## Dataset rows for apps and sites
⟨
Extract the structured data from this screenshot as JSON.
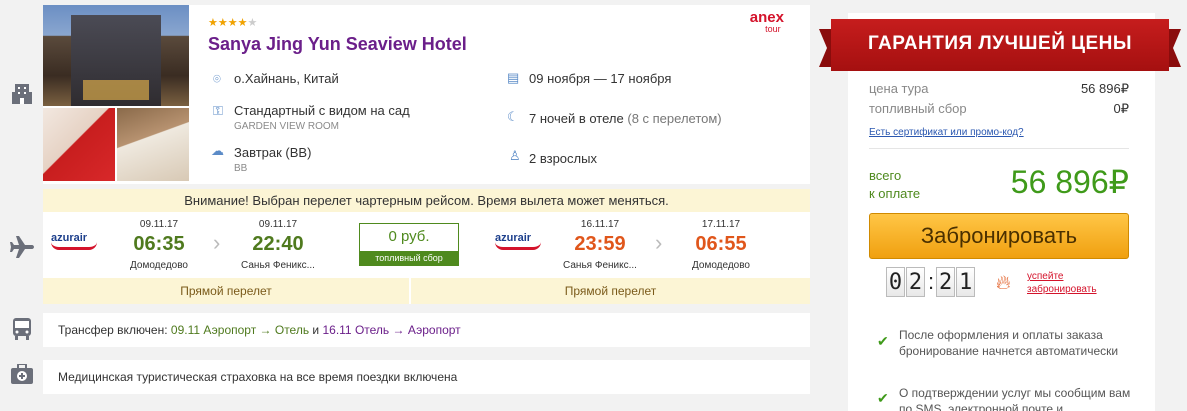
{
  "hotel": {
    "stars_on": "★★★★",
    "stars_off": "★",
    "name": "Sanya Jing Yun Seaview Hotel",
    "operator_line1": "anex",
    "operator_line2": "tour",
    "location": "о.Хайнань, Китай",
    "room": "Стандартный с видом на сад",
    "room_sub": "GARDEN VIEW ROOM",
    "meal": "Завтрак (BB)",
    "meal_sub": "BB",
    "dates": "09 ноября — 17 ноября",
    "nights": "7 ночей в отеле",
    "nights_extra": "(8 с перелетом)",
    "guests": "2 взрослых"
  },
  "warning": "Внимание! Выбран перелет чартерным рейсом. Время вылета может меняться.",
  "flight": {
    "airline_logo": "azurair",
    "out": {
      "dep_date": "09.11.17",
      "dep_time": "06:35",
      "dep_airport": "Домодедово",
      "arr_date": "09.11.17",
      "arr_time": "22:40",
      "arr_airport": "Санья Феникс..."
    },
    "fuel_value": "0 руб.",
    "fuel_label": "топливный сбор",
    "back": {
      "dep_date": "16.11.17",
      "dep_time": "23:59",
      "dep_airport": "Санья Феникс...",
      "arr_date": "17.11.17",
      "arr_time": "06:55",
      "arr_airport": "Домодедово"
    },
    "direct_out": "Прямой перелет",
    "direct_back": "Прямой перелет"
  },
  "transfer": {
    "prefix": "Трансфер включен: ",
    "leg1": "09.11 Аэропорт → Отель",
    "and": " и ",
    "leg2": "16.11 Отель → Аэропорт"
  },
  "insurance": "Медицинская туристическая страховка на все время поездки включена",
  "price": {
    "ribbon": "ГАРАНТИЯ ЛУЧШЕЙ ЦЕНЫ",
    "tour_label": "цена тура",
    "tour_value": "56 896₽",
    "fuel_label": "топливный сбор",
    "fuel_value": "0₽",
    "promo": "Есть сертификат или промо-код?",
    "total_label1": "всего",
    "total_label2": "к оплате",
    "total_value": "56 896₽",
    "book": "Забронировать",
    "timer": [
      "0",
      "2",
      "2",
      "1"
    ],
    "hurry1": "успейте",
    "hurry2": "забронировать",
    "note1": "После оформления и оплаты заказа бронирование начнется автоматически",
    "note2": "О подтверждении услуг мы сообщим вам по SMS, электронной почте и"
  },
  "colors": {
    "accent_purple": "#6b1f8a",
    "green": "#3f9a1a",
    "orange": "#e0561b",
    "ribbon_red": "#c61d1d",
    "button": "#f0a010"
  }
}
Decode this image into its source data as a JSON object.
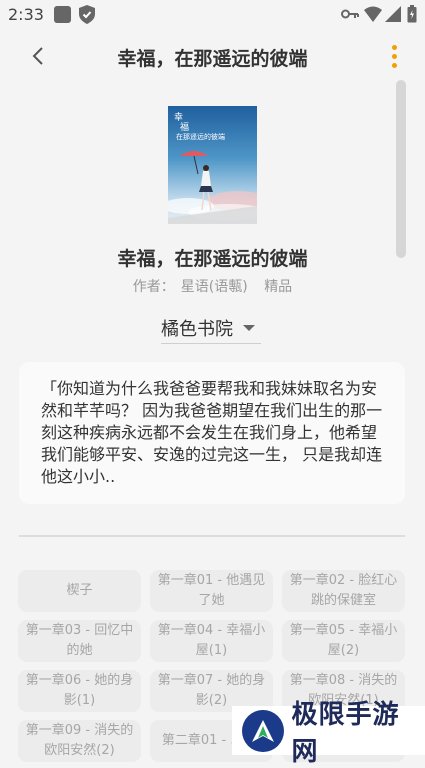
{
  "status": {
    "time": "2:33"
  },
  "header": {
    "title": "幸福，在那遥远的彼端"
  },
  "book": {
    "title": "幸福，在那遥远的彼端",
    "author_label": "作者：",
    "author": "星语(语甎)",
    "tag": "精品",
    "source": "橘色书院",
    "intro": "「你知道为什么我爸爸要帮我和我妹妹取名为安然和芊芊吗？ 因为我爸爸期望在我们出生的那一刻这种疾病永远都不会发生在我们身上，他希望我们能够平安、安逸的过完这一生， 只是我却连他这小小.."
  },
  "chapters": [
    "楔子",
    "第一章01 - 他遇见了她",
    "第一章02 - 脸红心跳的保健室",
    "第一章03 - 回忆中的她",
    "第一章04 - 幸福小屋(1)",
    "第一章05 - 幸福小屋(2)",
    "第一章06 - 她的身影(1)",
    "第一章07 - 她的身影(2)",
    "第一章08 - 消失的欧阳安然(1)",
    "第一章09 - 消失的欧阳安然(2)",
    "第二章01 - ...(1)",
    ""
  ],
  "watermark": {
    "text": "极限手游网"
  },
  "colors": {
    "accent": "#f0a000",
    "background": "#f4f4f4"
  }
}
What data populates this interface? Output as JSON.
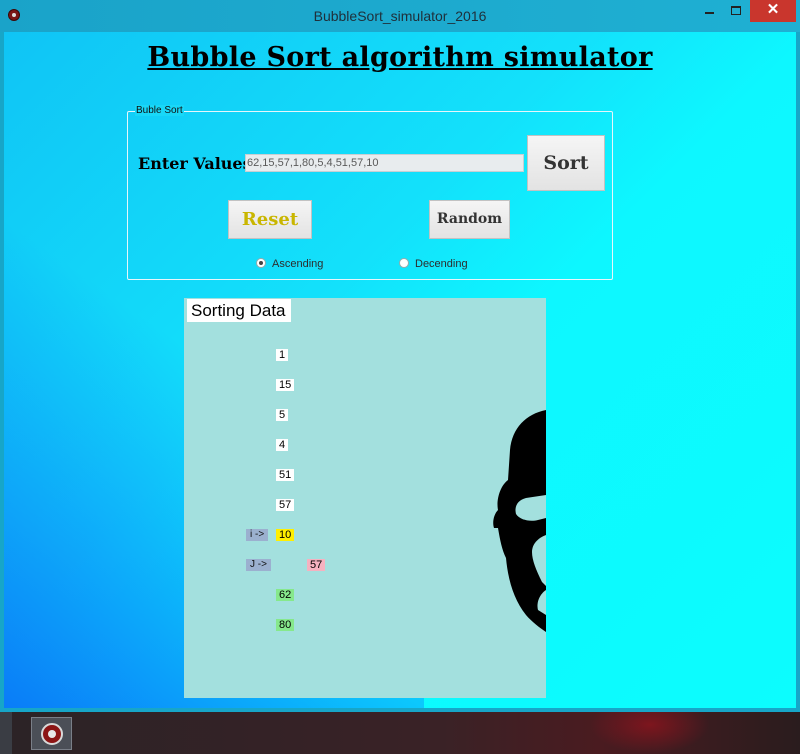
{
  "window": {
    "title": "BubbleSort_simulator_2016"
  },
  "main": {
    "heading": "Bubble Sort algorithm simulator",
    "groupbox": {
      "legend": "Buble Sort",
      "enter_label": "Enter Values",
      "values_input": "62,15,57,1,80,5,4,51,57,10",
      "sort_button": "Sort",
      "reset_button": "Reset",
      "random_button": "Random",
      "radio_ascending": "Ascending",
      "radio_descending": "Decending",
      "selected_order": "Ascending"
    },
    "panel": {
      "title": "Sorting Data",
      "cells": [
        "1",
        "15",
        "5",
        "4",
        "51",
        "57",
        "10",
        "57",
        "62",
        "80"
      ],
      "cell_states": [
        "normal",
        "normal",
        "normal",
        "normal",
        "normal",
        "normal",
        "i",
        "j",
        "sorted",
        "sorted"
      ],
      "pointer_i": "i ->",
      "pointer_j": "J ->"
    }
  },
  "colors": {
    "pointer_i_cell": "#ffef00",
    "pointer_j_cell": "#f5b2c0",
    "sorted_cell": "#86e88c",
    "reset_text": "#c9b600",
    "panel_bg": "#a3e0de"
  }
}
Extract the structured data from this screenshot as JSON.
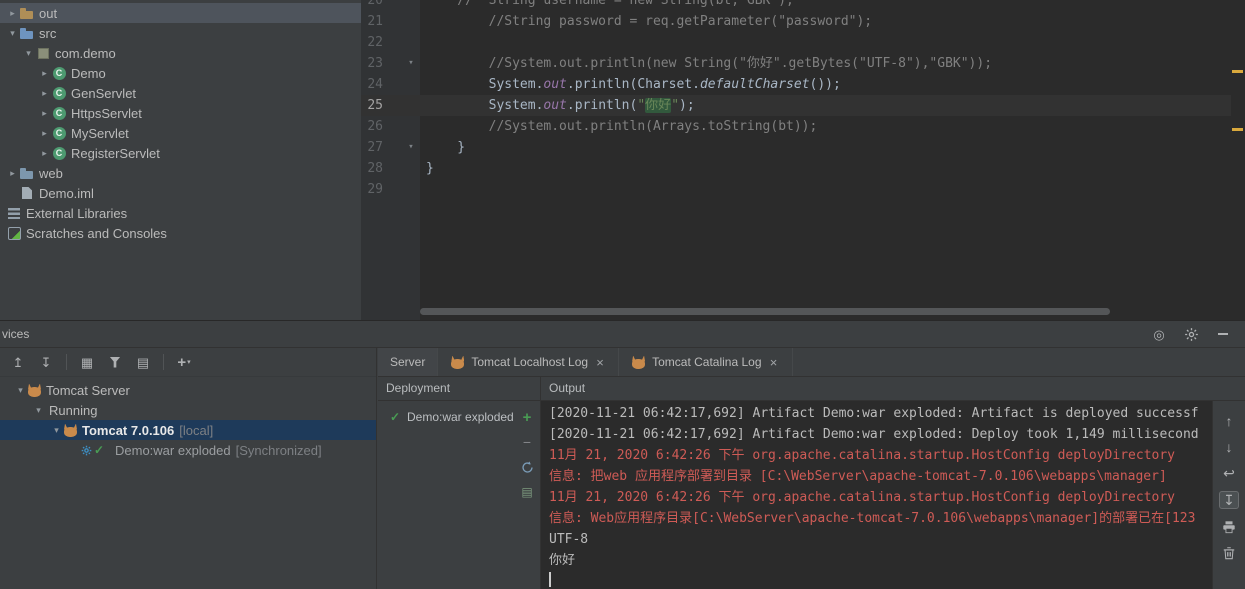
{
  "colors": {
    "panel_bg": "#3c3f41",
    "editor_bg": "#2b2b2b",
    "selection_focused": "#1e3a5a",
    "selection_unfocused": "#4e545c",
    "error_text": "#cf5b56",
    "string_green": "#6a8759",
    "comment_gray": "#808080",
    "code_default": "#a9b7c6",
    "warning_stripe": "#d9a93d"
  },
  "icons": {
    "glyphs": {
      "chevron-down-icon": "▾",
      "chevron-right-icon": "▸",
      "check-icon": "✓",
      "close-icon": "×",
      "scroll-up-icon": "↑",
      "scroll-down-icon": "↓",
      "soft-wrap-icon": "↩",
      "scroll-to-end-icon": "↧",
      "collapse-all-icon": "↥",
      "expand-all-icon": "↧",
      "group-by-icon": "▦",
      "show-options-icon": "▤",
      "add-service-icon": "+",
      "view-options-icon": "◎",
      "deploy-add-icon": "+",
      "undeploy-icon": "−",
      "edit-config-icon": "▤"
    }
  },
  "project_tree": {
    "items": [
      {
        "label": "out",
        "icon": "folder-out",
        "chevron": "right",
        "indent": 0,
        "selected": true
      },
      {
        "label": "src",
        "icon": "folder-src",
        "chevron": "down",
        "indent": 0
      },
      {
        "label": "com.demo",
        "icon": "package",
        "chevron": "down",
        "indent": 1
      },
      {
        "label": "Demo",
        "icon": "class",
        "chevron": "right",
        "indent": 2
      },
      {
        "label": "GenServlet",
        "icon": "class",
        "chevron": "right",
        "indent": 2
      },
      {
        "label": "HttpsServlet",
        "icon": "class",
        "chevron": "right",
        "indent": 2
      },
      {
        "label": "MyServlet",
        "icon": "class",
        "chevron": "right",
        "indent": 2
      },
      {
        "label": "RegisterServlet",
        "icon": "class",
        "chevron": "right",
        "indent": 2
      },
      {
        "label": "web",
        "icon": "folder-web",
        "chevron": "right",
        "indent": 0
      },
      {
        "label": "Demo.iml",
        "icon": "iml-file",
        "chevron": "blank",
        "indent": 0
      },
      {
        "label": "External Libraries",
        "icon": "libraries",
        "chevron": "none",
        "indent": 0
      },
      {
        "label": "Scratches and Consoles",
        "icon": "scratches",
        "chevron": "none",
        "indent": 0
      }
    ]
  },
  "editor": {
    "current_line": 25,
    "lines": [
      {
        "num": "20",
        "segments": [
          {
            "text": "    //  String username = new String(bt,\"GBK\");",
            "style": "comment"
          }
        ]
      },
      {
        "num": "21",
        "segments": [
          {
            "text": "        //String password = req.getParameter(\"password\");",
            "style": "comment"
          }
        ]
      },
      {
        "num": "22",
        "segments": []
      },
      {
        "num": "23",
        "fold": true,
        "segments": [
          {
            "text": "        //System.out.println(new String(\"你好\".getBytes(\"UTF-8\"),\"GBK\"));",
            "style": "comment"
          }
        ]
      },
      {
        "num": "24",
        "segments": [
          {
            "text": "        System.",
            "style": "plain"
          },
          {
            "text": "out",
            "style": "field"
          },
          {
            "text": ".println(Charset.",
            "style": "plain"
          },
          {
            "text": "defaultCharset",
            "style": "static"
          },
          {
            "text": "());",
            "style": "plain"
          }
        ]
      },
      {
        "num": "25",
        "current": true,
        "segments": [
          {
            "text": "        System.",
            "style": "plain"
          },
          {
            "text": "out",
            "style": "field"
          },
          {
            "text": ".println(",
            "style": "plain"
          },
          {
            "text": "\"",
            "style": "string"
          },
          {
            "text": "你好",
            "style": "string-hl"
          },
          {
            "text": "\"",
            "style": "string"
          },
          {
            "text": ");",
            "style": "plain"
          }
        ]
      },
      {
        "num": "26",
        "segments": [
          {
            "text": "        //System.out.println(Arrays.toString(bt));",
            "style": "comment"
          }
        ]
      },
      {
        "num": "27",
        "fold": true,
        "segments": [
          {
            "text": "    }",
            "style": "plain"
          }
        ]
      },
      {
        "num": "28",
        "segments": [
          {
            "text": "}",
            "style": "plain"
          }
        ]
      },
      {
        "num": "29",
        "segments": []
      }
    ]
  },
  "services": {
    "panel_title": "vices",
    "titlebar_icons": [
      "view-options-icon",
      "gear-icon",
      "hide-icon"
    ],
    "toolbar_icons": [
      "collapse-all-icon",
      "expand-all-icon",
      "sep",
      "group-by-icon",
      "filter-icon",
      "show-options-icon",
      "sep",
      "add-service-icon"
    ],
    "tree": [
      {
        "label": "Tomcat Server",
        "suffix": "",
        "icon": "tomcat",
        "chevron": "down",
        "indent": 0
      },
      {
        "label": "Running",
        "suffix": "",
        "icon": null,
        "chevron": "down",
        "indent": 1
      },
      {
        "label": "Tomcat 7.0.106",
        "suffix": "[local]",
        "icon": "tomcat",
        "chevron": "down",
        "indent": 2,
        "selected": true,
        "bold": true
      },
      {
        "label": "Demo:war exploded",
        "suffix": "[Synchronized]",
        "icon": "artifact-sync",
        "chevron": "blank",
        "indent": 3,
        "dim": true
      }
    ],
    "tabs": [
      {
        "label": "Server",
        "icon": null,
        "closable": false,
        "selected": true
      },
      {
        "label": "Tomcat Localhost Log",
        "icon": "tomcat",
        "closable": true,
        "selected": false
      },
      {
        "label": "Tomcat Catalina Log",
        "icon": "tomcat",
        "closable": true,
        "selected": false
      }
    ],
    "deployment": {
      "header": "Deployment",
      "items": [
        {
          "label": "Demo:war exploded",
          "status": "ok"
        }
      ],
      "toolbar_icons": [
        "deploy-add-icon",
        "undeploy-icon",
        "redeploy-icon",
        "edit-config-icon"
      ]
    },
    "output": {
      "header": "Output",
      "toolbar_icons": [
        {
          "name": "scroll-up-icon"
        },
        {
          "name": "scroll-down-icon"
        },
        {
          "name": "soft-wrap-icon"
        },
        {
          "name": "scroll-to-end-icon",
          "selected": true
        },
        {
          "name": "print-icon"
        },
        {
          "name": "clear-icon"
        }
      ],
      "lines": [
        {
          "text": "[2020-11-21 06:42:17,692] Artifact Demo:war exploded: Artifact is deployed successf",
          "style": "plain"
        },
        {
          "text": "[2020-11-21 06:42:17,692] Artifact Demo:war exploded: Deploy took 1,149 millisecond",
          "style": "plain"
        },
        {
          "text": "11月 21, 2020 6:42:26 下午 org.apache.catalina.startup.HostConfig deployDirectory",
          "style": "error"
        },
        {
          "text": "信息: 把web 应用程序部署到目录 [C:\\WebServer\\apache-tomcat-7.0.106\\webapps\\manager]",
          "style": "error"
        },
        {
          "text": "11月 21, 2020 6:42:26 下午 org.apache.catalina.startup.HostConfig deployDirectory",
          "style": "error"
        },
        {
          "text": "信息: Web应用程序目录[C:\\WebServer\\apache-tomcat-7.0.106\\webapps\\manager]的部署已在[123",
          "style": "error"
        },
        {
          "text": "UTF-8",
          "style": "plain"
        },
        {
          "text": "你好",
          "style": "plain"
        }
      ]
    }
  }
}
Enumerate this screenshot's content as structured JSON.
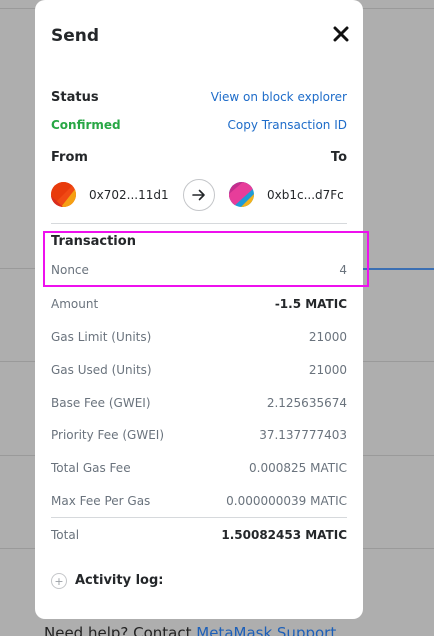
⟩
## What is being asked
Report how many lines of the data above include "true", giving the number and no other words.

## Reply
11